We have received offers of babysitting, house cleaning, driving me up to chemo, from many, many of our church family. One lady has even offered to do my laundry.

This is one of the MANY reasons I think it is so important to be a part of a church family. They are just that; family. You have the support of so many people at your fingertips. (But I am saving my ramblings about my church family for another post!)

Matthew 25:35-40 says,

“for I was hungry, and you gave me food; I was thirsty and you gave me drink; I was a stranger and you took me in; I was naked and you clothed me; I was sick and you visited me; I was in prison and you came to me. Then the righteous will answer, LORD, when did we see you hungry and feed you or thirsty and give you drink? Or when did we see you a stranger and take you in or naked and clothe you? When did we see you sick or in prison and came to you? And the king will answer and say to them, I say to you, what you did to the least of these my brothers you did to me.”

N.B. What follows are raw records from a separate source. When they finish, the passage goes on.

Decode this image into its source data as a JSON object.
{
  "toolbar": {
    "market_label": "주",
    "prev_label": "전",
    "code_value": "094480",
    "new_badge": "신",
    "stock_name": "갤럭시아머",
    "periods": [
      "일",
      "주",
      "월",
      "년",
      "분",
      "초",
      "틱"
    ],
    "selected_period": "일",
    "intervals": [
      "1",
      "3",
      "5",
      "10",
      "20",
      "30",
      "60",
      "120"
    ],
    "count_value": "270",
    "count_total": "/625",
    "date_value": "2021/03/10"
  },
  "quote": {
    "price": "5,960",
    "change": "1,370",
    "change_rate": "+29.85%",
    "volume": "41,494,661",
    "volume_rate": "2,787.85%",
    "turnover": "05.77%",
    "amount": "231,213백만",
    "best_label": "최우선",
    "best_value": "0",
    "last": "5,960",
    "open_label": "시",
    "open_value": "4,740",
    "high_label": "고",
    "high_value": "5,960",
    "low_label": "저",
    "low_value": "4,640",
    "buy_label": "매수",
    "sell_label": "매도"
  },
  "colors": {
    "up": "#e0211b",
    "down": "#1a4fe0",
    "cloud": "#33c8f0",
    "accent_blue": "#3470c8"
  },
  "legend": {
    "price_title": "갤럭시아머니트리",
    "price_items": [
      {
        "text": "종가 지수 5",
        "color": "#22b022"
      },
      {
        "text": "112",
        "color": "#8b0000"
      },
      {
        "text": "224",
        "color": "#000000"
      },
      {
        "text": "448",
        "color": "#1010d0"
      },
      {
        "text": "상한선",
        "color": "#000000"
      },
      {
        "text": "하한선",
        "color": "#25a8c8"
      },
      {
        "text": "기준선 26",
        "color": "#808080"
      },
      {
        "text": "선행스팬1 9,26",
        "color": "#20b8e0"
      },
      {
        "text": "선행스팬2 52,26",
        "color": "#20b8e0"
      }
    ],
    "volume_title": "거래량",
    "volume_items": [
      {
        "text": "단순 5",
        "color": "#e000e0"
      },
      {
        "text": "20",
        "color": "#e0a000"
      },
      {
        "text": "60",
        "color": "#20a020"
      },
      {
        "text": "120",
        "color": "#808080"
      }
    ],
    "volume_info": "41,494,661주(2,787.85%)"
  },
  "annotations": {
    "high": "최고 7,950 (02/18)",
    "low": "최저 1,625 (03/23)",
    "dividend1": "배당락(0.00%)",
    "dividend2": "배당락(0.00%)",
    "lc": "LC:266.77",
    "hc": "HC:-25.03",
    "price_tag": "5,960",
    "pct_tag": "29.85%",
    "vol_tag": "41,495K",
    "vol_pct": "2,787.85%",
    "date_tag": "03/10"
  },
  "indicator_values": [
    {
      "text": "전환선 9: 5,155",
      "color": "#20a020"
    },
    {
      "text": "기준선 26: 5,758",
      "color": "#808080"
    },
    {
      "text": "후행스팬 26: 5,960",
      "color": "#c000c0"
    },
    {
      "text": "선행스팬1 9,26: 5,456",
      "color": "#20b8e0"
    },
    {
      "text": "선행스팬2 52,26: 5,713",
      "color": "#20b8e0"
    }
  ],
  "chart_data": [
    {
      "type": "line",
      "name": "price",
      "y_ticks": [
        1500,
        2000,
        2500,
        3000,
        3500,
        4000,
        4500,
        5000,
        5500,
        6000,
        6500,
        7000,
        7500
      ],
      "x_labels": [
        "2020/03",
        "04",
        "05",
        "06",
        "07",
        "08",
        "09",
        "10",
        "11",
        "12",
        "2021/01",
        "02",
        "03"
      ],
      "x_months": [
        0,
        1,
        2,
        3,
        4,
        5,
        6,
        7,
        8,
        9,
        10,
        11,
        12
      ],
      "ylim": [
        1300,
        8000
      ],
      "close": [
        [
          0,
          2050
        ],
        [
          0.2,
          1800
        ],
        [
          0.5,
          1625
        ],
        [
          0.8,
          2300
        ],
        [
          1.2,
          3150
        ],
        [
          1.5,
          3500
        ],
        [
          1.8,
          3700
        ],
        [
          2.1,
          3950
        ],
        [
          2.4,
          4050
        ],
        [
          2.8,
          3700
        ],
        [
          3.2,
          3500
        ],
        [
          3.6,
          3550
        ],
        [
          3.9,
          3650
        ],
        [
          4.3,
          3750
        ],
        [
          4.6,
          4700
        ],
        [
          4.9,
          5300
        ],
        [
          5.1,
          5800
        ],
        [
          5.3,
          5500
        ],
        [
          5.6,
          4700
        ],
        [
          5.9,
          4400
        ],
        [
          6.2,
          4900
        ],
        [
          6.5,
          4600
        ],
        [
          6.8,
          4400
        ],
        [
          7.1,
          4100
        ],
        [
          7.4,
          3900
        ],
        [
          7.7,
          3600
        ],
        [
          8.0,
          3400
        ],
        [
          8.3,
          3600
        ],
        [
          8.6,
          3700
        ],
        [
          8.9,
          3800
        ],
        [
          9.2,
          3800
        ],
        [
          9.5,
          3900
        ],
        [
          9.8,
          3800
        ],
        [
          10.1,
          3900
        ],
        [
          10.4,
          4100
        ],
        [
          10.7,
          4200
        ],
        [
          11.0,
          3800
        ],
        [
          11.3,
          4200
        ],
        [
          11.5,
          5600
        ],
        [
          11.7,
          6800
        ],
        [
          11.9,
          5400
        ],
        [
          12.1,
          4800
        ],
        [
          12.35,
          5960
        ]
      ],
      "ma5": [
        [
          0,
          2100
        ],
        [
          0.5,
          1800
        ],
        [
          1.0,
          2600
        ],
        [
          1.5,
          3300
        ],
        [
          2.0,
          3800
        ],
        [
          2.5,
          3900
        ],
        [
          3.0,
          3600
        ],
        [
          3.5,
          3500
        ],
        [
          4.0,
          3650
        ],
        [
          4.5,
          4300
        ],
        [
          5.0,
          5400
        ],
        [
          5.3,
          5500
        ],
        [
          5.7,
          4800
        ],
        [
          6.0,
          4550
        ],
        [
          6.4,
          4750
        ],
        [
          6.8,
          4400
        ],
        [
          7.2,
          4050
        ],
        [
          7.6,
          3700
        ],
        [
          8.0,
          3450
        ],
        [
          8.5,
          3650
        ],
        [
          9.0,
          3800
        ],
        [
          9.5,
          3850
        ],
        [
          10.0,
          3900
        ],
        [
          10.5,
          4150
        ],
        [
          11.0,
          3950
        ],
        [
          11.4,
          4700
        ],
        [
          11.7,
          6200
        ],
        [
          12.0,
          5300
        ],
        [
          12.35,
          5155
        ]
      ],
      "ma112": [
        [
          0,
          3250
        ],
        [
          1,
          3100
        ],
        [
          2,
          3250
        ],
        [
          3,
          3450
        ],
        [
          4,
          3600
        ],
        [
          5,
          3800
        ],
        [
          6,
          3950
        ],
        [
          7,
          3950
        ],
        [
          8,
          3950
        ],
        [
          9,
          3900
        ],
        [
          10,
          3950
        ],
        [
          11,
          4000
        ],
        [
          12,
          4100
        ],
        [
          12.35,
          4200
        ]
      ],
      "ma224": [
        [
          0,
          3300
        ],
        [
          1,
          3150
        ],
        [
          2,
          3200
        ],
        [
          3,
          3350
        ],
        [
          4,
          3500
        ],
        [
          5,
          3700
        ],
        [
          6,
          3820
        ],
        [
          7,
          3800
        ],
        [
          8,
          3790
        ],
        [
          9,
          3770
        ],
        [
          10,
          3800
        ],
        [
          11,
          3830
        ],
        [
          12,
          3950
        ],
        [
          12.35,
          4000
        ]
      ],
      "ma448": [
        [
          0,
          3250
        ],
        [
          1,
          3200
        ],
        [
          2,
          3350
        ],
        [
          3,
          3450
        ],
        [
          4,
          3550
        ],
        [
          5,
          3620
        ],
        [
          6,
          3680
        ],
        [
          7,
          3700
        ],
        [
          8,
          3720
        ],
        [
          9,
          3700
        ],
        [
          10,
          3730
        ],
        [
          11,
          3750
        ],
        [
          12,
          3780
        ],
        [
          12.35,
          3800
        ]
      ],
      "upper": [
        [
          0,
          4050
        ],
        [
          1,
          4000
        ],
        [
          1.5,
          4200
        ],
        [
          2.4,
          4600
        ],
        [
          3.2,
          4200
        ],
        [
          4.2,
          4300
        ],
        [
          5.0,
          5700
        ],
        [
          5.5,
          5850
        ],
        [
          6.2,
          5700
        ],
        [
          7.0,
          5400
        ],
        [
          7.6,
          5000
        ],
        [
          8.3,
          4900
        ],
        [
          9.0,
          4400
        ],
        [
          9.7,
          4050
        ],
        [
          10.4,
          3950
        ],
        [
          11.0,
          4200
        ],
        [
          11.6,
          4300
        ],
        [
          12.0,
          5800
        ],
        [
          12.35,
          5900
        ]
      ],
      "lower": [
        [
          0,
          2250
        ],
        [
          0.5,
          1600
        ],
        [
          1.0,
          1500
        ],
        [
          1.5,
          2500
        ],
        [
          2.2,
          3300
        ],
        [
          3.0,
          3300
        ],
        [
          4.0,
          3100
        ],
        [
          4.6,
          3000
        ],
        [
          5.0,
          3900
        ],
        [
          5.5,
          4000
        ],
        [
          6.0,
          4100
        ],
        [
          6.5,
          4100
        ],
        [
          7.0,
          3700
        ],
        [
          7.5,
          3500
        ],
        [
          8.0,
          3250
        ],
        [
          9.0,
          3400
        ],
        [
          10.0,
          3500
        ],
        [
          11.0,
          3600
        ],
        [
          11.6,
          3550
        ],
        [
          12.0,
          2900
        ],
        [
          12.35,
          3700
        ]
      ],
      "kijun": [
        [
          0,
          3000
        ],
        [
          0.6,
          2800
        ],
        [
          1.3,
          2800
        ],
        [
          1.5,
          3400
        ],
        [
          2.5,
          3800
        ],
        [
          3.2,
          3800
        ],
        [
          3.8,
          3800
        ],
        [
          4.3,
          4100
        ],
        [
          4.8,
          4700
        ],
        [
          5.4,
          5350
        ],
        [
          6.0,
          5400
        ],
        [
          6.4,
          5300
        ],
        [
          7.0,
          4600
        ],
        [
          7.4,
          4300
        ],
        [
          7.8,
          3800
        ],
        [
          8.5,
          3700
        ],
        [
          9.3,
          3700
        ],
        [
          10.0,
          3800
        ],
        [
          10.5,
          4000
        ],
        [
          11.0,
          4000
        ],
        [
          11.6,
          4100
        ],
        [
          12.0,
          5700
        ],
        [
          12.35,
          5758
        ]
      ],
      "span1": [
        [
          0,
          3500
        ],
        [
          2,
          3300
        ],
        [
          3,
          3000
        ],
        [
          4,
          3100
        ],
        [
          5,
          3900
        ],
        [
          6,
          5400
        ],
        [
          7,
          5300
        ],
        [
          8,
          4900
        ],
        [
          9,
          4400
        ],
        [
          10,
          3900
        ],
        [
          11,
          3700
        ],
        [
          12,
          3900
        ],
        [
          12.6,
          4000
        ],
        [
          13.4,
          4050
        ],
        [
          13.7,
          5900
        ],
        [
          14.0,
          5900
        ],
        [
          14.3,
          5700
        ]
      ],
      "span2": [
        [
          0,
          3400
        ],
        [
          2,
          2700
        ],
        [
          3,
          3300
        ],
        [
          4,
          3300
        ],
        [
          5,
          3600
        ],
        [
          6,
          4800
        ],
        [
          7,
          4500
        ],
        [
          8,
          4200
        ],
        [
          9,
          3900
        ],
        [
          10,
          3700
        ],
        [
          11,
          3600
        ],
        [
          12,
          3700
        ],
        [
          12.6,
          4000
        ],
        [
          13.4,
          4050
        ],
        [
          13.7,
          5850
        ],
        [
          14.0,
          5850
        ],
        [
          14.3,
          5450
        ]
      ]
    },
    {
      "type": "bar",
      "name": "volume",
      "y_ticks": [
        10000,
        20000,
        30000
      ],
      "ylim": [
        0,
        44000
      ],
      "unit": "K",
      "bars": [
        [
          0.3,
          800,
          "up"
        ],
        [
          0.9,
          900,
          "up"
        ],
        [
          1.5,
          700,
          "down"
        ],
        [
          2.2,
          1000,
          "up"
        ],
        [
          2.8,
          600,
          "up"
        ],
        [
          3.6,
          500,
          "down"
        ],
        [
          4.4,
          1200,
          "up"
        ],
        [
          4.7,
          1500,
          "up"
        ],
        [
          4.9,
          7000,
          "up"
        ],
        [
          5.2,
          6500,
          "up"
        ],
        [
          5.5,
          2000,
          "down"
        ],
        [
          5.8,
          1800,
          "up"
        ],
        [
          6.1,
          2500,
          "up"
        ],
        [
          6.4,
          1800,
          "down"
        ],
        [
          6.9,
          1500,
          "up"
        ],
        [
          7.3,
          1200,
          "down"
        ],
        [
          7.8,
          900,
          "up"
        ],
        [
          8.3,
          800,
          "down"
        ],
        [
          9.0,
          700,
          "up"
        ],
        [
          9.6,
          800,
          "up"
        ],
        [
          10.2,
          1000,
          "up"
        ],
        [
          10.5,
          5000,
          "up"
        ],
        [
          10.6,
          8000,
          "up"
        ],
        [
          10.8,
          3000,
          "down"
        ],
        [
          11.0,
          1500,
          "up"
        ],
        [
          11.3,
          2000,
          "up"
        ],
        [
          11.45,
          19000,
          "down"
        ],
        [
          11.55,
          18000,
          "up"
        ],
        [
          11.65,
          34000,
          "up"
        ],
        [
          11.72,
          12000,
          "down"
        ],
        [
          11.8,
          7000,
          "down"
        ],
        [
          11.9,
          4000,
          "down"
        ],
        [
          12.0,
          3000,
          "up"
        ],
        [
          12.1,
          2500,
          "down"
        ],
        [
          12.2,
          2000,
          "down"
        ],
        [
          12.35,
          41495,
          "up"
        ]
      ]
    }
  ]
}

So hopefully you have some ideas here about how you can help others going through difficult times. Just know that you are being the hands and feet of Jesus. Everything that you do out of love for others, is as if you are doing for Jesus Christ himself. What joy you will feel with helping others! I know moving forward I am going to be more aware of the needs of others and I have been given some great ideas on how to help. Any assistance we have received, big or small; monetary or giving of time, we have appreciated.

We have been so blessed by all of the support we have been given. It is humbling to look back on the generosity of our community. We may not have traveled the world but we have been showered with love from so many people in our county. And I think that is much more glamorous.

From the bottom of my heart, thank you.